Meristematic tissue is also called meristems. They have the ability to enlarge, differentiate and stretch into other types of cells when they mature. The cells of the meristematic tissue are young and immature but they can divide continuously.
There are three types of meristematic tissue:
Apical Meristem: It is located on the tip of the root and stem which helps in the growth of plants. It is further divided into shoot apical meristem and root apical meristem.
Primary meristem: There are three kinds of primary meristems. Protoderm(develops into epidermis), Procambium( develops into primary xylem and phloem), Ground meristem (develops into the cortex and the pith).
Secondary Meristem: It is also called a lateral meristem because it is around the established cell that helps to grow laterally. There are two types of lateral meristems, vascular cambium (produces secondary xylem and secondary phloem), and cork cambium (produces the periderm which replaces the epidermis).
It contains non-dividing cells that help to perform certain functions.
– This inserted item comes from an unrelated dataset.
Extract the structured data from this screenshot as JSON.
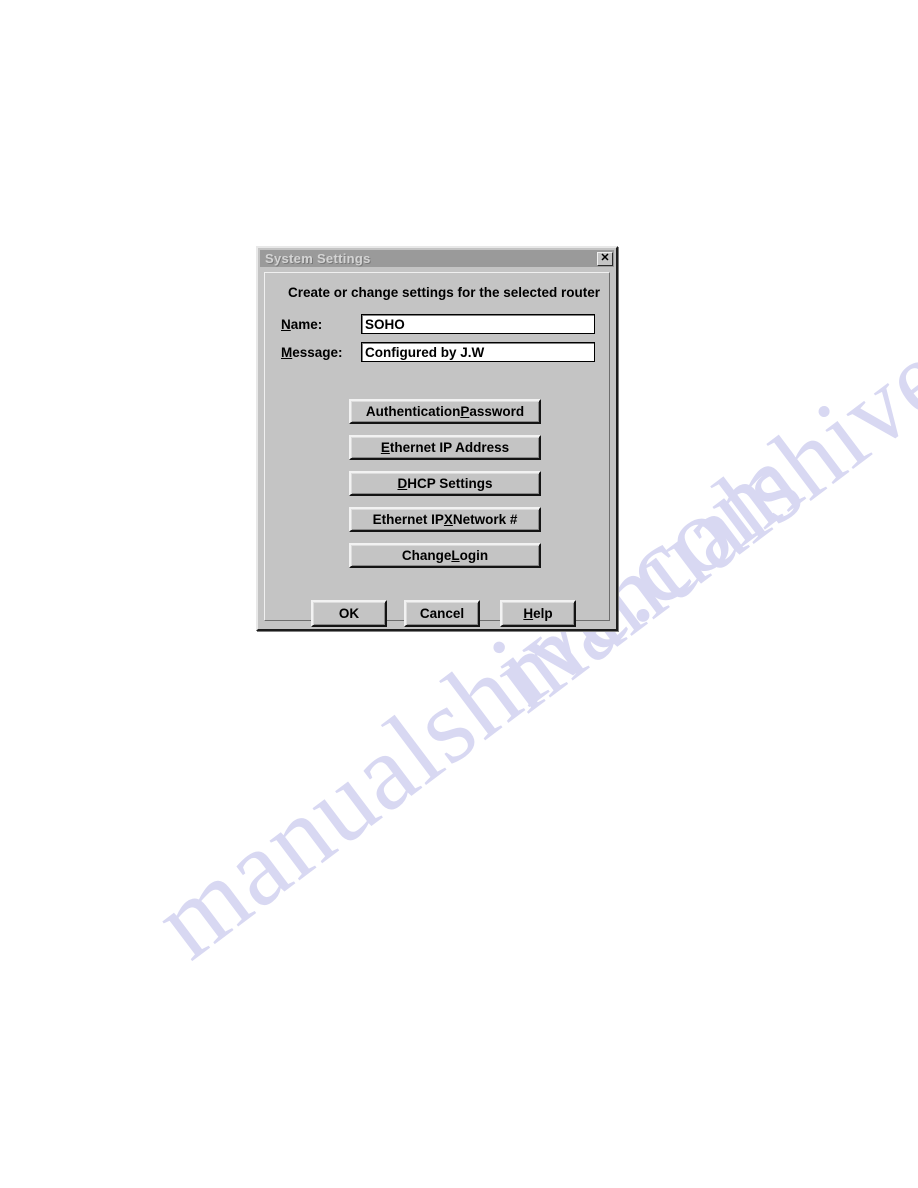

Some of the main functions include the conduction of water, mineral, and nutrition. It also provides support, protection, and helps in photosynthesis.
There are two types of permanent tissues.
Simple Permanent Tissue: They are called simple permanent tissue as they are composed of only one type of cell. All the cells which make simple permanent tissue is made up of the same tissue and have a similar structure. Further, it is divided into three types, namely, parenchyma, collenchyma, and sclerenchyma.
Complex Permanent Tissue: It is composed of more than one type of cell and helps to perform some special functions. Some of the examples are xylem and phloem.
Now, let us learn how to differentiate between meristematic and permanent tissue.
By going through the below table, you will be able to differentiate between meristematic and permanent tissue in plants.
The difference between meristematic and permanent tissue can be understood by learning some of the basic details of meristematic tissue and permanent tissue. From the above-given differences, we can say that both have different functions and structures, And both have equal importance in the growth and development of the plant.
1. What are the Characteristic Features of Permanent Tissue?
Answer. Some of the characteristics of permanent tissue are:
Their cells don’t have the power to divide.
Cells of the permanent tissue are well developed and are in proper shape.
They have a thick cell wall.
They have cell vacuoles.
They have intercellular spaces between the cells.
2. Where is Permanent Tissue Found?
Answer. Almost in all the mature plants, we can find permanent tissue. These tissues carry out some important functions depending on the site of location and their structure. There are two types of permanent tissues: simple permanent tissue and complex permanent tissue. Simple permanent tissue is located below the epidermis, and complex permanent tissue is located in the centre of the roots called a stele in eudicots.